Sgt. Crowley escapes the stereotype of a shot-and-a-beer beat cop and instead conjures the image of a striving Yuppie sipping an artisanal sangria.

And then there is the choice of President Barack Obama—himself arguably the most exciting and powerful brand so far this century. Which is why his choice seems so disappointing: Budweiser. The "King of Beers" is so ubiquitous that requesting one is practically the opposite of making a choice. "Gimme a Bud" is what you say when you’d rather punt on choice altogether. It's hard to imagine that too-cool-for-school, organic-garden-in-the-White-House Barack "Barry" Obama has a secret thirst for Budweiser, over a rich Magic Hat No. 9 or Smuttynose Old Brown Dog Ale. Here is a man who just a few weeks ago boldly opted to put Dijon mustard on his hamburger! Was this past week so bad that he felt the need to identify himself with the safe choice of asking for the Heinz ketchup of beers? For a guy who used to give stirring speeches from the stage of the Parthenon, the president’s decision to order a Bud was disturbingly uninspired.

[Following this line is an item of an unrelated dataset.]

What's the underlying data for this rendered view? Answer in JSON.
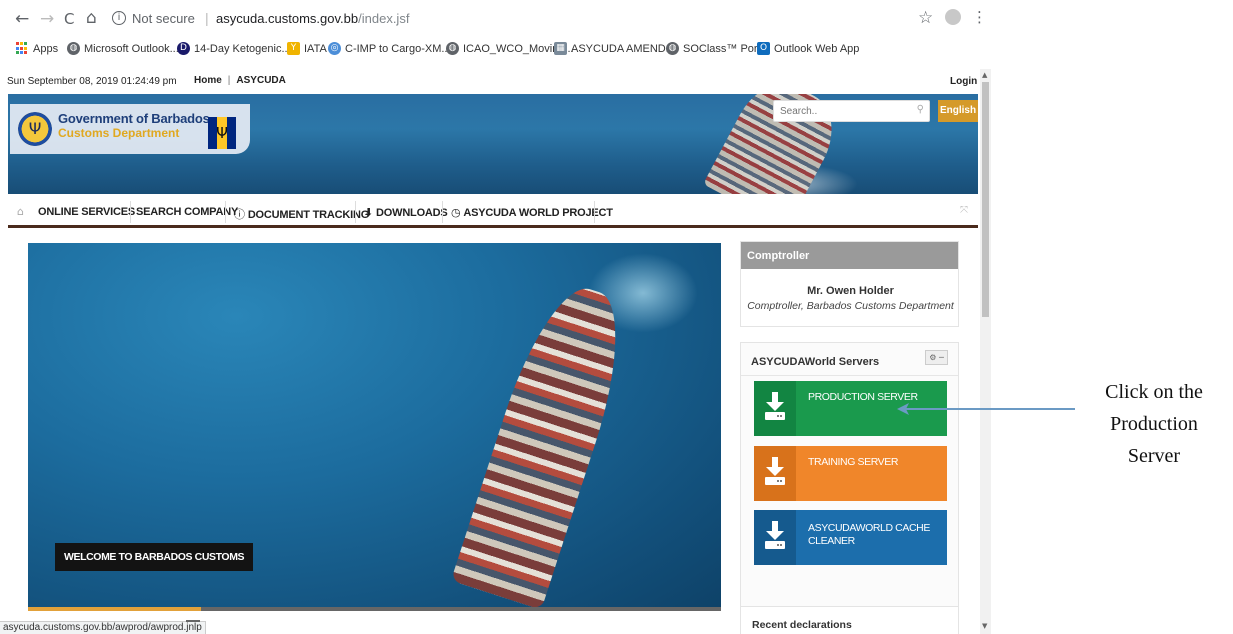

Obama got himself in the middle of this mess by saying the police acted "stupidly” which is how he now finds himself hosting a kegger. Beer is the official beverage of "stupidly"—and "stupidly" is the brand of rhetorical response to a racial flashpoint that the White House hopes a couple of beers can help him unlaunch.

Plus: Check out Hungry Beast, for more news on the latest restaurants, hot chefs, and tasty recipes.

A former political operative, recovering copywriter, and failed sitcom writer, Mark Katz is now the founder and principal of the Soundbite Institute, a creative think tank that specializes in on-message humor. His essays have been published in The New Yorker, The New York Times, and Time magazine, and he is the author of CLINTON & ME: A Real Life Political Comedy, an account of eight years as the in-house humor speechwriter of the Clinton White House.